Items from a dataset:
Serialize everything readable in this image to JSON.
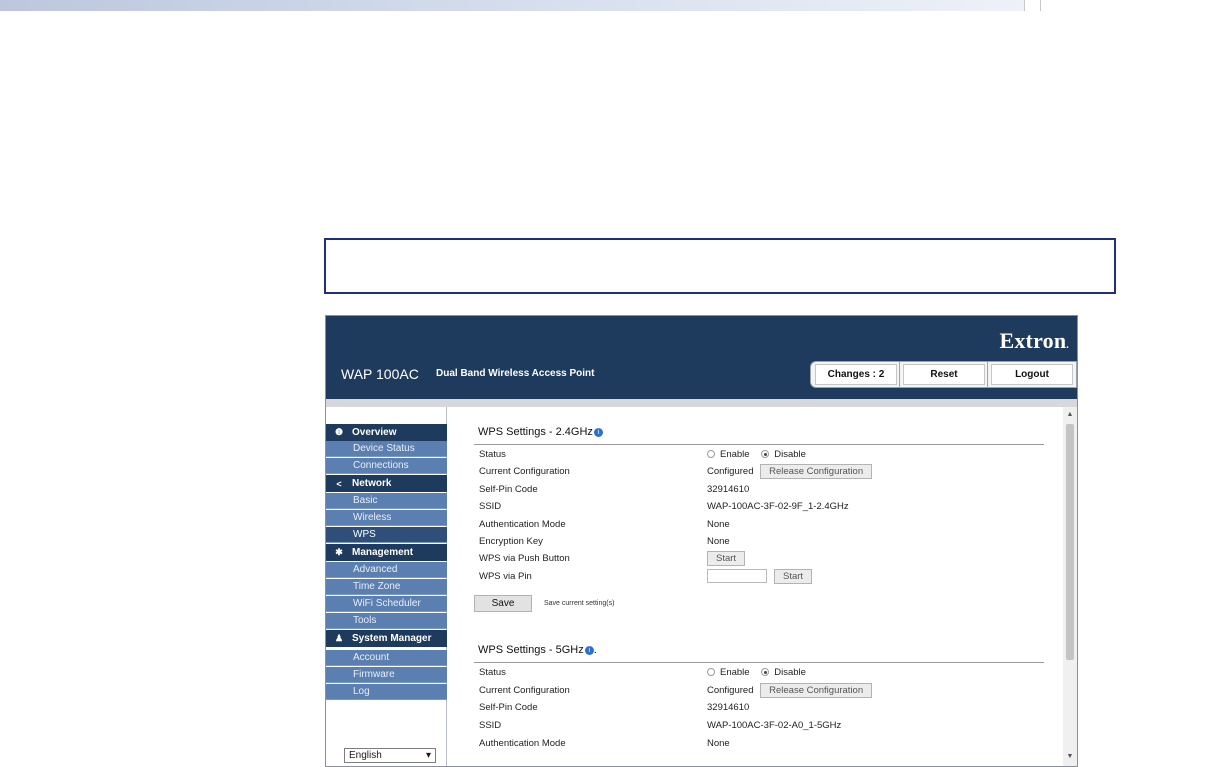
{
  "colors": {
    "header": "#1e3a5c",
    "nav_item": "#5b7fb0",
    "nav_active": "#2f4f7a",
    "note_border": "#1f2f7a",
    "info": "#2b6fd1"
  },
  "header": {
    "brand": "Extron",
    "brand_mark": ".",
    "model": "WAP 100AC",
    "subtitle": "Dual Band Wireless Access Point",
    "changes": "Changes : 2",
    "reset": "Reset",
    "logout": "Logout"
  },
  "sidebar": {
    "sections": [
      {
        "title": "Overview",
        "icon": "info-circle-icon",
        "glyph": "❶",
        "items": [
          "Device Status",
          "Connections"
        ]
      },
      {
        "title": "Network",
        "icon": "share-icon",
        "glyph": "<",
        "items": [
          "Basic",
          "Wireless",
          "WPS"
        ]
      },
      {
        "title": "Management",
        "icon": "gear-icon",
        "glyph": "✱",
        "items": [
          "Advanced",
          "Time Zone",
          "WiFi Scheduler",
          "Tools"
        ]
      },
      {
        "title": "System Manager",
        "icon": "user-icon",
        "glyph": "♟",
        "items": [
          "Account",
          "Firmware",
          "Log"
        ]
      }
    ],
    "active_item": "WPS",
    "language": "English",
    "language_caret": "▾"
  },
  "wps24": {
    "title": "WPS Settings - 2.4GHz",
    "info_glyph": "i",
    "rows": {
      "status": "Status",
      "current_configuration": "Current Configuration",
      "self_pin_code": "Self-Pin Code",
      "ssid": "SSID",
      "authentication_mode": "Authentication Mode",
      "encryption_key": "Encryption Key",
      "wps_push_button": "WPS via Push Button",
      "wps_pin": "WPS via Pin"
    },
    "values": {
      "enable": "Enable",
      "disable": "Disable",
      "selected": "Disable",
      "configured": "Configured",
      "release": "Release Configuration",
      "pin": "32914610",
      "ssid": "WAP-100AC-3F-02-9F_1-2.4GHz",
      "auth": "None",
      "enc": "None",
      "start": "Start",
      "pin_input": ""
    },
    "save": "Save",
    "save_hint": "Save current setting(s)"
  },
  "wps5": {
    "title": "WPS Settings - 5GHz",
    "info_glyph": "i",
    "title_suffix": ".",
    "rows": {
      "status": "Status",
      "current_configuration": "Current Configuration",
      "self_pin_code": "Self-Pin Code",
      "ssid": "SSID",
      "authentication_mode": "Authentication Mode"
    },
    "values": {
      "enable": "Enable",
      "disable": "Disable",
      "selected": "Disable",
      "configured": "Configured",
      "release": "Release Configuration",
      "pin": "32914610",
      "ssid": "WAP-100AC-3F-02-A0_1-5GHz",
      "auth": "None"
    }
  },
  "scrollbar": {
    "up": "▲",
    "down": "▼"
  }
}
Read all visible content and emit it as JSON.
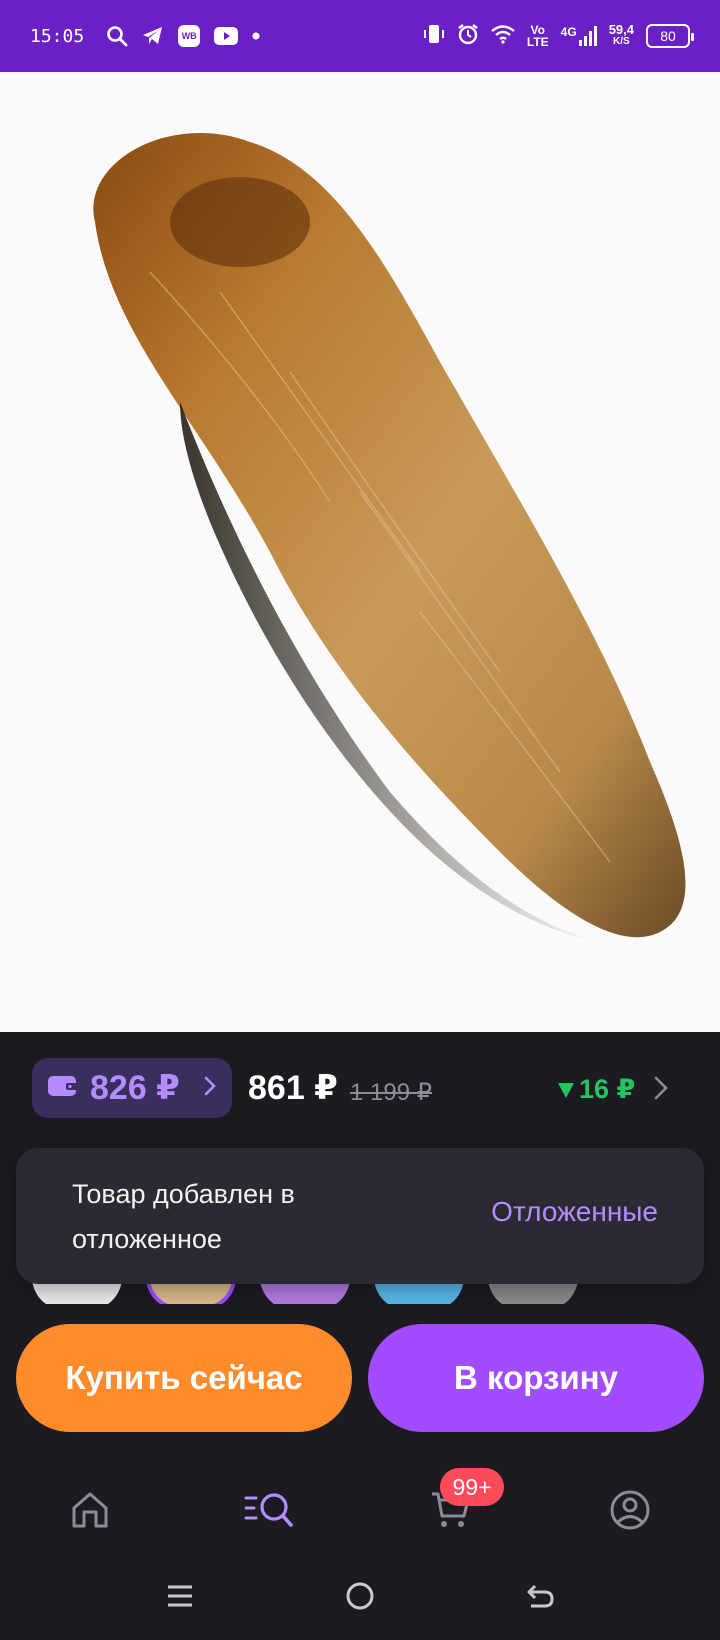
{
  "status_bar": {
    "time": "15:05",
    "wb_label": "WB",
    "volte_top": "Vo",
    "volte_bottom": "LTE",
    "network": "4G",
    "speed_value": "59,4",
    "speed_unit": "K/S",
    "battery": "80"
  },
  "price_bar": {
    "wallet_price": "826 ₽",
    "price": "861 ₽",
    "old_price": "1 199 ₽",
    "price_drop": "16 ₽",
    "accent_color": "#b48cff",
    "drop_color": "#22c55e"
  },
  "toast": {
    "message": "Товар добавлен в отложенное",
    "action": "Отложенные"
  },
  "actions": {
    "buy_now": "Купить сейчас",
    "add_to_cart": "В корзину",
    "buy_color": "#ff8b2b",
    "cart_color": "#a34bff"
  },
  "bottom_nav": {
    "items": [
      "home-icon",
      "catalog-search-icon",
      "cart-icon",
      "profile-icon"
    ],
    "cart_badge": "99+"
  }
}
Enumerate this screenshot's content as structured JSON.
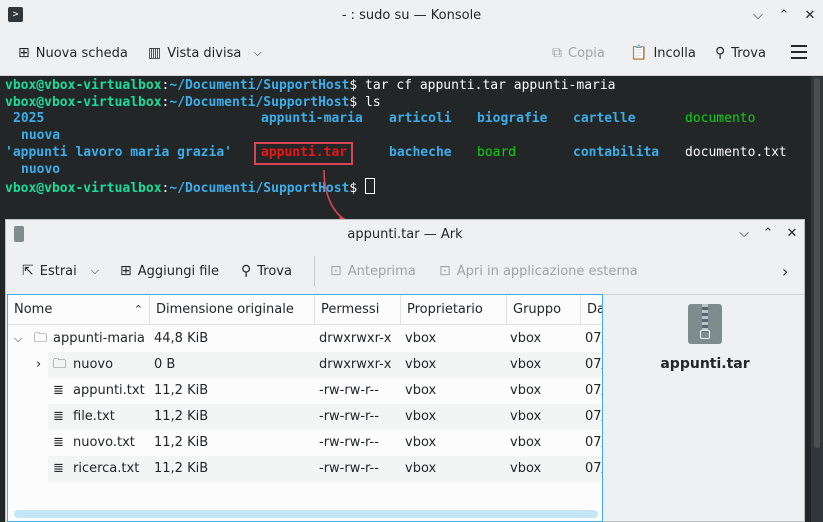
{
  "konsole": {
    "title": "- : sudo su — Konsole",
    "toolbar": {
      "new_tab": "Nuova scheda",
      "split_view": "Vista divisa",
      "copy": "Copia",
      "paste": "Incolla",
      "find": "Trova"
    },
    "terminal": {
      "prompt_user": "vbox@vbox-virtualbox",
      "prompt_sep": ":",
      "prompt_path": "~/Documenti/SupportHost",
      "prompt_symbol": "$",
      "cmd1": " tar cf appunti.tar appunti-maria",
      "cmd2": " ls",
      "ls_row1": [
        "2025",
        "appunti-maria",
        "articoli",
        "biografie",
        "cartelle",
        "documento"
      ],
      "ls_row1_wrap": "nuova",
      "ls_row2": [
        "'appunti lavoro maria grazia'",
        "appunti.tar",
        "bacheche",
        "board",
        "contabilita",
        "documento.txt"
      ],
      "ls_row2_wrap": "nuovo"
    }
  },
  "ark": {
    "title": "appunti.tar — Ark",
    "toolbar": {
      "extract": "Estrai",
      "add_file": "Aggiungi file",
      "find": "Trova",
      "preview": "Anteprima",
      "open_external": "Apri in applicazione esterna"
    },
    "columns": [
      "Nome",
      "Dimensione originale",
      "Permessi",
      "Proprietario",
      "Gruppo",
      "Da"
    ],
    "rows": [
      {
        "name": "appunti-maria",
        "size": "44,8 KiB",
        "perm": "drwxrwxr-x",
        "owner": "vbox",
        "group": "vbox",
        "date": "07/"
      },
      {
        "name": "nuovo",
        "size": "0 B",
        "perm": "drwxrwxr-x",
        "owner": "vbox",
        "group": "vbox",
        "date": "07/"
      },
      {
        "name": "appunti.txt",
        "size": "11,2 KiB",
        "perm": "-rw-rw-r--",
        "owner": "vbox",
        "group": "vbox",
        "date": "07/"
      },
      {
        "name": "file.txt",
        "size": "11,2 KiB",
        "perm": "-rw-rw-r--",
        "owner": "vbox",
        "group": "vbox",
        "date": "07/"
      },
      {
        "name": "nuovo.txt",
        "size": "11,2 KiB",
        "perm": "-rw-rw-r--",
        "owner": "vbox",
        "group": "vbox",
        "date": "07/"
      },
      {
        "name": "ricerca.txt",
        "size": "11,2 KiB",
        "perm": "-rw-rw-r--",
        "owner": "vbox",
        "group": "vbox",
        "date": "07/"
      }
    ],
    "preview_name": "appunti.tar"
  },
  "colors": {
    "terminal_bg": "#232627",
    "prompt_green": "#1cdc9a",
    "path_blue": "#3daee9",
    "highlight_red": "#da4453"
  }
}
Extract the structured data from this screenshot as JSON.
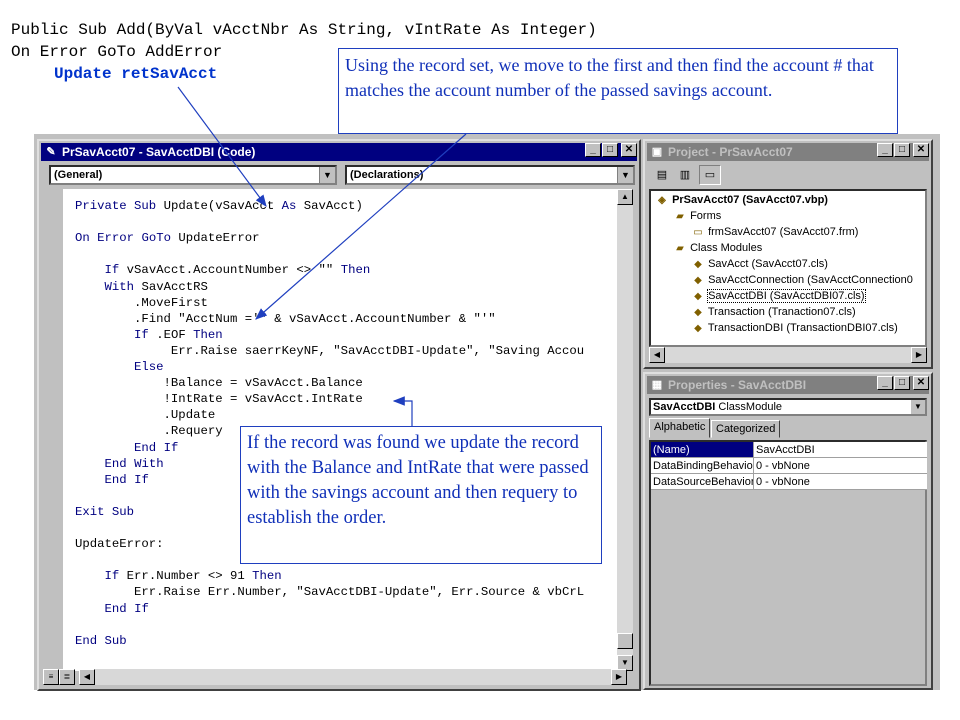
{
  "slide": {
    "code_line1": "Public Sub Add(ByVal vAcctNbr As String, vIntRate As Integer)",
    "code_line2": "On Error GoTo AddError",
    "code_line3": "Update retSavAcct",
    "callout_top": "Using the record set, we move to the first and then find the account # that matches the account number of the passed savings account.",
    "callout_mid": "If the record was found we update the record with the Balance and IntRate that were passed with the savings account and then requery to establish the order."
  },
  "code_window": {
    "title": "PrSavAcct07 - SavAcctDBI (Code)",
    "object_combo": "(General)",
    "proc_combo": "(Declarations)",
    "lines": [
      "Private Sub Update(vSavAcct As SavAcct)",
      "",
      "On Error GoTo UpdateError",
      "",
      "    If vSavAcct.AccountNumber <> \"\" Then",
      "    With SavAcctRS",
      "        .MoveFirst",
      "        .Find \"AcctNum ='\" & vSavAcct.AccountNumber & \"'\"",
      "        If .EOF Then",
      "             Err.Raise saerrKeyNF, \"SavAcctDBI-Update\", \"Saving Accou",
      "        Else",
      "            !Balance = vSavAcct.Balance",
      "            !IntRate = vSavAcct.IntRate",
      "            .Update",
      "            .Requery",
      "        End If",
      "    End With",
      "    End If",
      "",
      "Exit Sub",
      "",
      "UpdateError:",
      "",
      "    If Err.Number <> 91 Then",
      "        Err.Raise Err.Number, \"SavAcctDBI-Update\", Err.Source & vbCrL",
      "    End If",
      "",
      "End Sub"
    ]
  },
  "project_window": {
    "title": "Project - PrSavAcct07",
    "tree": [
      {
        "label": "PrSavAcct07 (SavAcct07.vbp)",
        "icon": "project-icon"
      },
      {
        "label": "Forms",
        "icon": "folder-icon"
      },
      {
        "label": "frmSavAcct07 (SavAcct07.frm)",
        "icon": "form-icon"
      },
      {
        "label": "Class Modules",
        "icon": "folder-icon"
      },
      {
        "label": "SavAcct (SavAcct07.cls)",
        "icon": "class-icon"
      },
      {
        "label": "SavAcctConnection (SavAcctConnection0",
        "icon": "class-icon"
      },
      {
        "label": "SavAcctDBI (SavAcctDBI07.cls)",
        "icon": "class-icon"
      },
      {
        "label": "Transaction (Tranaction07.cls)",
        "icon": "class-icon"
      },
      {
        "label": "TransactionDBI (TransactionDBI07.cls)",
        "icon": "class-icon"
      }
    ]
  },
  "properties_window": {
    "title": "Properties - SavAcctDBI",
    "object_name": "SavAcctDBI",
    "object_type": "ClassModule",
    "tabs": [
      "Alphabetic",
      "Categorized"
    ],
    "rows": [
      {
        "name": "(Name)",
        "value": "SavAcctDBI"
      },
      {
        "name": "DataBindingBehavior",
        "value": "0 - vbNone"
      },
      {
        "name": "DataSourceBehavior",
        "value": "0 - vbNone"
      }
    ]
  },
  "colors": {
    "titlebar_active": "#000080",
    "callout_text": "#1030b8",
    "keyword": "#000080"
  }
}
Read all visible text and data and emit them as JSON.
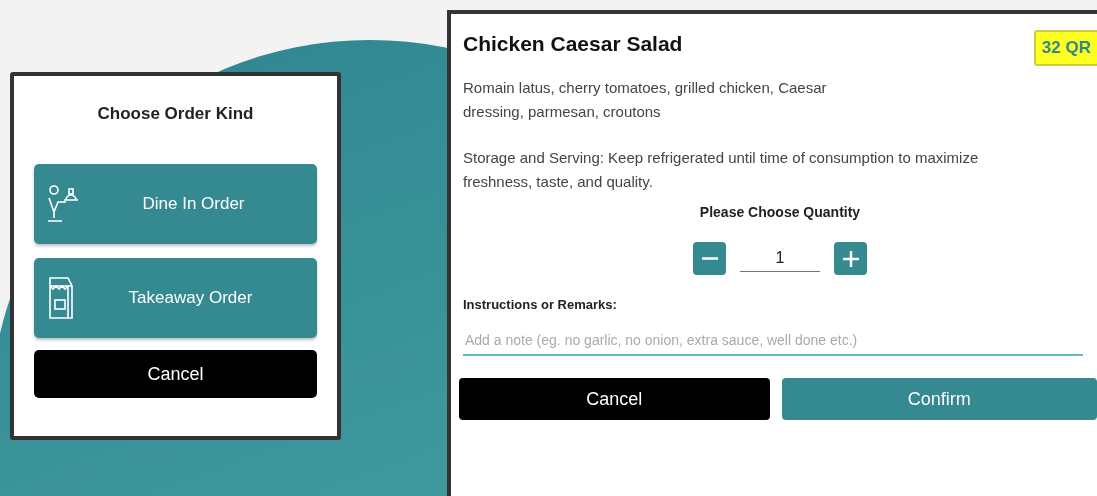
{
  "order_kind_dialog": {
    "title": "Choose Order Kind",
    "options": [
      {
        "kind": "dine_in",
        "label": "Dine In Order"
      },
      {
        "kind": "takeaway",
        "label": "Takeaway Order"
      }
    ],
    "cancel_button": "Cancel"
  },
  "item_dialog": {
    "title": "Chicken Caesar Salad",
    "price": "32 QR",
    "description": "Romain latus, cherry tomatoes, grilled chicken, Caesar dressing, parmesan, croutons",
    "storage_note": "Storage and Serving: Keep refrigerated until time of consumption to maximize freshness, taste, and quality.",
    "quantity_label": "Please Choose Quantity",
    "quantity": "1",
    "remarks_label": "Instructions or Remarks:",
    "remarks_placeholder": "Add a note (eg. no garlic, no onion, extra sauce, well done etc.)",
    "cancel_button": "Cancel",
    "confirm_button": "Confirm"
  }
}
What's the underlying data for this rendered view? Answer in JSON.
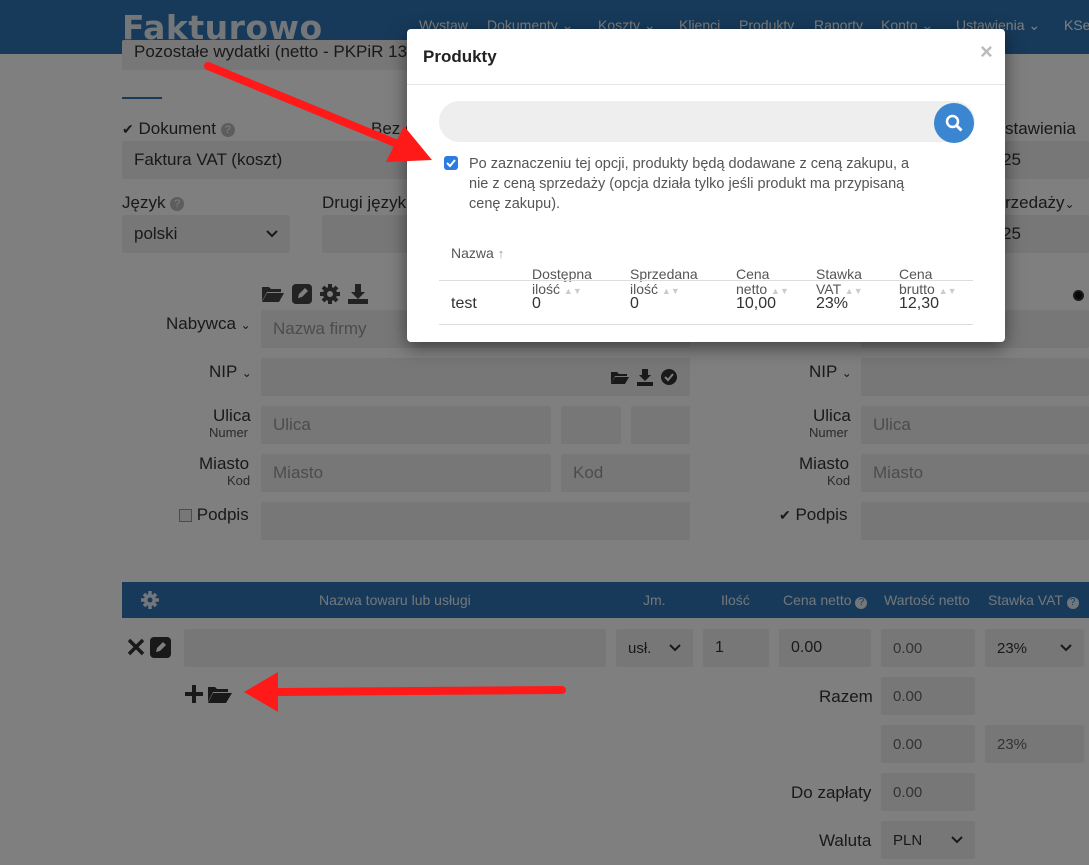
{
  "app": {
    "logo": "Fakturowo"
  },
  "nav": [
    "Wystaw",
    "Dokumenty",
    "Koszty",
    "Klienci",
    "Produkty",
    "Raporty",
    "Konto",
    "Ustawienia",
    "KSe"
  ],
  "form": {
    "top_partial": "Pozostałe wydatki (netto - PKPiR 13)",
    "document_label": "Dokument",
    "document_value": "Faktura VAT (koszt)",
    "bez_label": "Bez o",
    "settings_partial": "stawienia",
    "right_value_1": "25",
    "right_value_2": "25",
    "sprzedazy_partial": "rzedaży",
    "language_label": "Język",
    "language_value": "polski",
    "second_language_label": "Drugi język"
  },
  "buyer": {
    "label": "Nabywca",
    "name_placeholder": "Nazwa firmy",
    "nip_label": "NIP",
    "street_label": "Ulica",
    "number_label": "Numer",
    "street_placeholder": "Ulica",
    "city_label": "Miasto",
    "code_label": "Kod",
    "city_placeholder": "Miasto",
    "code_placeholder": "Kod",
    "signature_label": "Podpis"
  },
  "seller": {
    "nip_label": "NIP",
    "street_label": "Ulica",
    "number_label": "Numer",
    "street_placeholder": "Ulica",
    "city_label": "Miasto",
    "code_label": "Kod",
    "city_placeholder": "Miasto",
    "signature_label": "Podpis"
  },
  "items": {
    "headers": {
      "name": "Nazwa towaru lub usługi",
      "unit": "Jm.",
      "qty": "Ilość",
      "net_price": "Cena netto",
      "net_value": "Wartość netto",
      "vat": "Stawka VAT"
    },
    "row": {
      "unit": "usł.",
      "qty": "1",
      "net_price": "0.00",
      "net_value": "0.00",
      "vat": "23%"
    },
    "razem_label": "Razem",
    "razem_value": "0.00",
    "vat_net": "0.00",
    "vat_rate": "23%",
    "do_zaplaty_label": "Do zapłaty",
    "do_zaplaty_value": "0.00",
    "currency_label": "Waluta",
    "currency_value": "PLN"
  },
  "modal": {
    "title": "Produkty",
    "close": "×",
    "search_placeholder": "",
    "option_checked": true,
    "option_text_1": "Po zaznaczeniu tej opcji, produkty będą dodawane z ceną zakupu, a",
    "option_text_2": "nie z ceną sprzedaży (opcja działa tylko jeśli produkt ma przypisaną",
    "option_text_3": "cenę zakupu).",
    "columns": [
      [
        "Nazwa",
        ""
      ],
      [
        "Dostępna",
        "ilość"
      ],
      [
        "Sprzedana",
        "ilość"
      ],
      [
        "Cena",
        "netto"
      ],
      [
        "Stawka",
        "VAT"
      ],
      [
        "Cena",
        "brutto"
      ]
    ],
    "rows": [
      [
        "test",
        "0",
        "0",
        "10,00",
        "23%",
        "12,30"
      ]
    ]
  },
  "colors": {
    "nav": "#2e74b5",
    "arrow": "#ff1a1a",
    "search_button": "#3a86d0"
  }
}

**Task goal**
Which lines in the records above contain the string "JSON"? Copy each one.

**Task answer**
Serialize everything readable in this image to JSON.
Read all visible content and emit it as JSON.
Enumerate this screenshot's content as structured JSON.
Extract the structured data from this screenshot as JSON.
Read all visible text and data and emit them as JSON.
What's the underlying data for this rendered view? Answer in JSON.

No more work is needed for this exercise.